Andy Murray offered Great Britain its first Davis Cup title since 1936 at Ghent’s Flanders Expo on Sunday after final win over Belgium and David Goffin with a strong 6-3 7-5 6-3 victory.
It happened this Sunday, with Great Britain now holding its 10th Davis Cup after last title 79 years ago. An extraordinary atmosphere warming at Ghent’s Flanders Expo full with its thousands of baying Belgians and a hundred of British fans did not stop Murray from overcoming his opponent with a brilliant 3 sets final win, giving visitors a definitive 3-1 lead.
Murray, who is ranked number 2 in the ATP rankings, was forced to play some of his best tennis against a brave opponent who showed resistance until last match point.
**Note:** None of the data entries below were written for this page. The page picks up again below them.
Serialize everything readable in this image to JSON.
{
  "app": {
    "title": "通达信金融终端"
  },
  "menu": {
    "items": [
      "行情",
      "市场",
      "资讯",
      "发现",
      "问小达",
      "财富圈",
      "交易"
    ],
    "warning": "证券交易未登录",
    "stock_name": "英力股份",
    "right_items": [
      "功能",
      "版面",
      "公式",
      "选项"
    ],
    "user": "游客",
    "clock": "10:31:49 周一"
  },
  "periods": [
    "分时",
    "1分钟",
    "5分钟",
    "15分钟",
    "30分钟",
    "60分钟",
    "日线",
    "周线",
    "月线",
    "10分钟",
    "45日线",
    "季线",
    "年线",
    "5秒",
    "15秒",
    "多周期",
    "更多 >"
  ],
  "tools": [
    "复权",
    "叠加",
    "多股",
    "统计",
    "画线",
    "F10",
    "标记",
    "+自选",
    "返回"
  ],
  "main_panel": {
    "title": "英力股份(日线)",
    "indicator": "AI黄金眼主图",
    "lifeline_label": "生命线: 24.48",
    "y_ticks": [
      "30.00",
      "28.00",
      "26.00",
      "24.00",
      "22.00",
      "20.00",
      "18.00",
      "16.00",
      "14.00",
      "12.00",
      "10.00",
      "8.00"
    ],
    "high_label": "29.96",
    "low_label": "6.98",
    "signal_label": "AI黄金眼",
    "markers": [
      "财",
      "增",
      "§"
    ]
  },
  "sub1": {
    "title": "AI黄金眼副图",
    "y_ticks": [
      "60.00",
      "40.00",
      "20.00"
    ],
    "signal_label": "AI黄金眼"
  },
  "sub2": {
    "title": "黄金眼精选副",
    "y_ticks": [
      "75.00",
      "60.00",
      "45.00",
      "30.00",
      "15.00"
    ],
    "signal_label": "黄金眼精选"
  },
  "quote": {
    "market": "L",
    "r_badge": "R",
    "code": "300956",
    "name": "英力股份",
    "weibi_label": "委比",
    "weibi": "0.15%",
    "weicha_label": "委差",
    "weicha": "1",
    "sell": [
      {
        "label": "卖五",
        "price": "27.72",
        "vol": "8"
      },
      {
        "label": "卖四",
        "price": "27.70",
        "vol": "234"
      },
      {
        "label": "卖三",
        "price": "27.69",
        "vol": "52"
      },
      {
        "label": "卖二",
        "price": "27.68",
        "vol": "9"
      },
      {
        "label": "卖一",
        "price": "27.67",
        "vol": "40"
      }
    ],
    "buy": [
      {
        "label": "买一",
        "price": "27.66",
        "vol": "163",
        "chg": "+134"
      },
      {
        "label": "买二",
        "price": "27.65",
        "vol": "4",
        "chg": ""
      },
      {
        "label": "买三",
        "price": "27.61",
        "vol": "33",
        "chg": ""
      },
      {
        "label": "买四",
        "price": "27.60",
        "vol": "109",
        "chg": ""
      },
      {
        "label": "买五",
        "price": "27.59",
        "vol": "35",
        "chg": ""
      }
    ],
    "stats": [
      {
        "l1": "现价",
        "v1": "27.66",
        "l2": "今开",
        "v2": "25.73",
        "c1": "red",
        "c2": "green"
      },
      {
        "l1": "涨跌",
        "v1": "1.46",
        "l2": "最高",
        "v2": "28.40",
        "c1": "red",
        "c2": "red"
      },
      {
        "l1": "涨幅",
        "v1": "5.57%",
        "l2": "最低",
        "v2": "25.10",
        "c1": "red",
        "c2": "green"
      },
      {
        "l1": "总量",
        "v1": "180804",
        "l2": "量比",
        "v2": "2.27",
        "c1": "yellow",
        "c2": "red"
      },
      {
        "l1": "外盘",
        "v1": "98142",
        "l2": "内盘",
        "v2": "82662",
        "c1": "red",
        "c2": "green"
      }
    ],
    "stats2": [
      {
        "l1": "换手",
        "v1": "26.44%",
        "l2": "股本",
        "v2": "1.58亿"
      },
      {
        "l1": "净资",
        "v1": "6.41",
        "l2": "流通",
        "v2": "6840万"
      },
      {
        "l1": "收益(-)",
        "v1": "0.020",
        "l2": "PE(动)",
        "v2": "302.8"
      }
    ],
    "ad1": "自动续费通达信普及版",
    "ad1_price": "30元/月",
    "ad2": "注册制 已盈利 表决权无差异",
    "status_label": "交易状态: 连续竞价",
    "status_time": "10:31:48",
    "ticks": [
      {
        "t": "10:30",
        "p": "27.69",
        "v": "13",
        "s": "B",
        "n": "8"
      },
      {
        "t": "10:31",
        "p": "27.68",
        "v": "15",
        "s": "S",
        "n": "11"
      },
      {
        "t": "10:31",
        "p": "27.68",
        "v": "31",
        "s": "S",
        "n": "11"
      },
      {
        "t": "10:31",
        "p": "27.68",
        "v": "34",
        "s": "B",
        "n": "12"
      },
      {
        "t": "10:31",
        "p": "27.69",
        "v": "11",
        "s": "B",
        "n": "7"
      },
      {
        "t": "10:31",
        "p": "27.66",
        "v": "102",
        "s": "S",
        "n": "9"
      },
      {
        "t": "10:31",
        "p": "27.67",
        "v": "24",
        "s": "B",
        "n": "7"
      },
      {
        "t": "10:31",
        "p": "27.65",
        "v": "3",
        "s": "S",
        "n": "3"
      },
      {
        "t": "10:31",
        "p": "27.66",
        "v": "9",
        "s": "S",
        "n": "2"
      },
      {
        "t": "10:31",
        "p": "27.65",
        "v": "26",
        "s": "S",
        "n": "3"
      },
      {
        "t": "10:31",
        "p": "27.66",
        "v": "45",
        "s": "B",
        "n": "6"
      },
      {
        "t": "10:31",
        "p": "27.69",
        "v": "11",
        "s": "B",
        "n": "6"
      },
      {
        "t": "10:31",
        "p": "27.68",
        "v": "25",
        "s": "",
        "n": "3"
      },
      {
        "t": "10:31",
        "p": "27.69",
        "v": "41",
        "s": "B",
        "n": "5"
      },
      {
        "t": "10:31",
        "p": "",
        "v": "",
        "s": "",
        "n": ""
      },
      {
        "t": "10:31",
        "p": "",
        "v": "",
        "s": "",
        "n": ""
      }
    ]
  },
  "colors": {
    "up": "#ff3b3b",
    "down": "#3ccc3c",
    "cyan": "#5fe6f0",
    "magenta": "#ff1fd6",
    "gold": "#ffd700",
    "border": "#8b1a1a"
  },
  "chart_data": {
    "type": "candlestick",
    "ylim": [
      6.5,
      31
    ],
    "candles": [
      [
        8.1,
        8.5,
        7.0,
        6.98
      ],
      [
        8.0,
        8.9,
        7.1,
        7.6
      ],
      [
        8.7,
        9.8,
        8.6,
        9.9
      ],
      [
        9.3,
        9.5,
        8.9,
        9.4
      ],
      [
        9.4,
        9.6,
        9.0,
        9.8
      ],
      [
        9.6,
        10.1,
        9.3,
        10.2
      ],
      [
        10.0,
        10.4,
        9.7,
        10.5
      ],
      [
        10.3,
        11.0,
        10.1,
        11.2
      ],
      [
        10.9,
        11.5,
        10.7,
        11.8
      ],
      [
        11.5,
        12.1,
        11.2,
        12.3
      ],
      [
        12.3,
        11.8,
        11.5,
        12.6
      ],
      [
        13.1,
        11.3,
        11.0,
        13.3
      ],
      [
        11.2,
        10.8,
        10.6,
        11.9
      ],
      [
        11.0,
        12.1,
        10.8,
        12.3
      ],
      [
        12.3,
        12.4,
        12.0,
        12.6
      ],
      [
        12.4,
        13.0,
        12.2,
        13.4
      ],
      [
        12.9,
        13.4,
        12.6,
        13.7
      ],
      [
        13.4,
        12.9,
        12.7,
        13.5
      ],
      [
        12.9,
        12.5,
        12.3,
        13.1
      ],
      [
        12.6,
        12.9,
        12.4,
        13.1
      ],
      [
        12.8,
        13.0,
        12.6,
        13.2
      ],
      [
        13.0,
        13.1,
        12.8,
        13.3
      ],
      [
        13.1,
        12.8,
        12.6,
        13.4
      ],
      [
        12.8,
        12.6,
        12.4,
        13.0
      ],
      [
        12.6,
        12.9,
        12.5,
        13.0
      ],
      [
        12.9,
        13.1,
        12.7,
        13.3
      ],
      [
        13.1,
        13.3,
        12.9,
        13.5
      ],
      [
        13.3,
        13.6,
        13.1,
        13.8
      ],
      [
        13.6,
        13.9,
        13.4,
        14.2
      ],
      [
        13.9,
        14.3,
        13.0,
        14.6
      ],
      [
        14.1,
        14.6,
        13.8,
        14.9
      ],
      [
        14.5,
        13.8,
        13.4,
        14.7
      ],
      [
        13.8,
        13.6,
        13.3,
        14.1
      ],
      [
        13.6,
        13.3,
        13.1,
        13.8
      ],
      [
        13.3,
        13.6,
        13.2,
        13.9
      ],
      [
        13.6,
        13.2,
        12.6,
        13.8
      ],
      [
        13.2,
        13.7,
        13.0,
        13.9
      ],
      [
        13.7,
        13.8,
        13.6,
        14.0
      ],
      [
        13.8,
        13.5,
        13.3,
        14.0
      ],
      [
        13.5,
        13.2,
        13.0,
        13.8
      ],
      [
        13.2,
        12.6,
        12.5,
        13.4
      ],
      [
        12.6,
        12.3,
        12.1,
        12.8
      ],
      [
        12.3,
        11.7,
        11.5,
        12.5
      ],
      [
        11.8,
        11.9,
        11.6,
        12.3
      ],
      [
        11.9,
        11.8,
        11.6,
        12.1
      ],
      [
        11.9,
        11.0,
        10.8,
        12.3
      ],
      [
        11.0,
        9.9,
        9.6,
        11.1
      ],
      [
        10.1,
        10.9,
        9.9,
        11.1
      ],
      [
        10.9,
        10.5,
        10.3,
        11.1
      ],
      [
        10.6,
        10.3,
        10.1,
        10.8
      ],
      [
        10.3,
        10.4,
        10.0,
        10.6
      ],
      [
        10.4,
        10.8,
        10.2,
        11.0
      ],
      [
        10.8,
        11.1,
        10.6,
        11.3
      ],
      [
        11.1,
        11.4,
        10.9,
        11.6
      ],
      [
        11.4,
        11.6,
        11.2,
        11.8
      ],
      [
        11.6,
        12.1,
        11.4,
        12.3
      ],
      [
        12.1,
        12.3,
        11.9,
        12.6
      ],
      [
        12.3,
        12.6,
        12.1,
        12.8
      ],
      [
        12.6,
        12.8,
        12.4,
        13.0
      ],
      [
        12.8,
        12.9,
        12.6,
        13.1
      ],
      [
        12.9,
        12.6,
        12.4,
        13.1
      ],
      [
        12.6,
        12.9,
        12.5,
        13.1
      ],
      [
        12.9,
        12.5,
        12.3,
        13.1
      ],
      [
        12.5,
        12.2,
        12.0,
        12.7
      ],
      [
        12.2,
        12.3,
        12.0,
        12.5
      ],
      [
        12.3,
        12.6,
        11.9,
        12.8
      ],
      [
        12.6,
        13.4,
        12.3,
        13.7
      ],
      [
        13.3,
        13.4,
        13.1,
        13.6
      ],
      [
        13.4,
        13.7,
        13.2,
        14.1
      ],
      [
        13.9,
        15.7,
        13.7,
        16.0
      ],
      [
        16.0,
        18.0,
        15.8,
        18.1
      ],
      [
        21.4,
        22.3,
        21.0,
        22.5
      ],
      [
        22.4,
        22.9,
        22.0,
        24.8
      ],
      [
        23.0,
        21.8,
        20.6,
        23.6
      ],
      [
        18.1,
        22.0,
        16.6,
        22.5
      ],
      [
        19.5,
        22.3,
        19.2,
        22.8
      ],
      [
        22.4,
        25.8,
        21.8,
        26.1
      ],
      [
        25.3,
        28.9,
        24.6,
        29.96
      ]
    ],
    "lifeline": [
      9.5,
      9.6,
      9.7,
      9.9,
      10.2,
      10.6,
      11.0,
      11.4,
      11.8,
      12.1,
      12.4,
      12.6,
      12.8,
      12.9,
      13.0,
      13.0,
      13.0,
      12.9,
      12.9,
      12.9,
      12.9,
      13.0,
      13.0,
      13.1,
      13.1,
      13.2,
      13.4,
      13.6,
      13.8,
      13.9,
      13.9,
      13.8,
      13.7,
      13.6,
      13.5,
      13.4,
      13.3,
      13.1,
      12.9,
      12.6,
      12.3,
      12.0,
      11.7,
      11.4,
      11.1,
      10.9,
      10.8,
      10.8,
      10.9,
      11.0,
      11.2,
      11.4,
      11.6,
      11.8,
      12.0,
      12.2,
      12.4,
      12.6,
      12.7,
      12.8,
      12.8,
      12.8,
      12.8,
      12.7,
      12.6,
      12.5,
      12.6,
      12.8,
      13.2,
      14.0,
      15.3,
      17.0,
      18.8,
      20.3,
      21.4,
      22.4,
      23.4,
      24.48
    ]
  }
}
The 28-year-old Scot offered his country its first title since 1936.
Murray wobbled briefly when he dropped serve early in the third set but he responded to move 5-3 ahead.
The world number two finished the job in a extraordinary match point, hoisting a lob over the stranded Goffin before collapsing on to the court.
Murray was immediately swamped by his team mates, captain Leon Smith and the support staff and was hoisted shoulder high on the court before saluting all British fans who had made the trip.
“It’s been an incredible few years,” a very emotional Murray said on court. “I can’t believe we did it, I never thought we would. I play my best tennis when I play for my country.”
Andy Murray became the first man to win three live rubbers in a Davis Cup final since American Pete Sampras in 1995, taking his record in this year’s competition to 11-0.
Britain, with today’s win and first title since 1936, takes their tally to 10.
Belgium started the day with a severe disadvantage needing to win both the reverse singles if they were to pull off a remarkable comeback and win the 115-year-old team competition for the first time in history.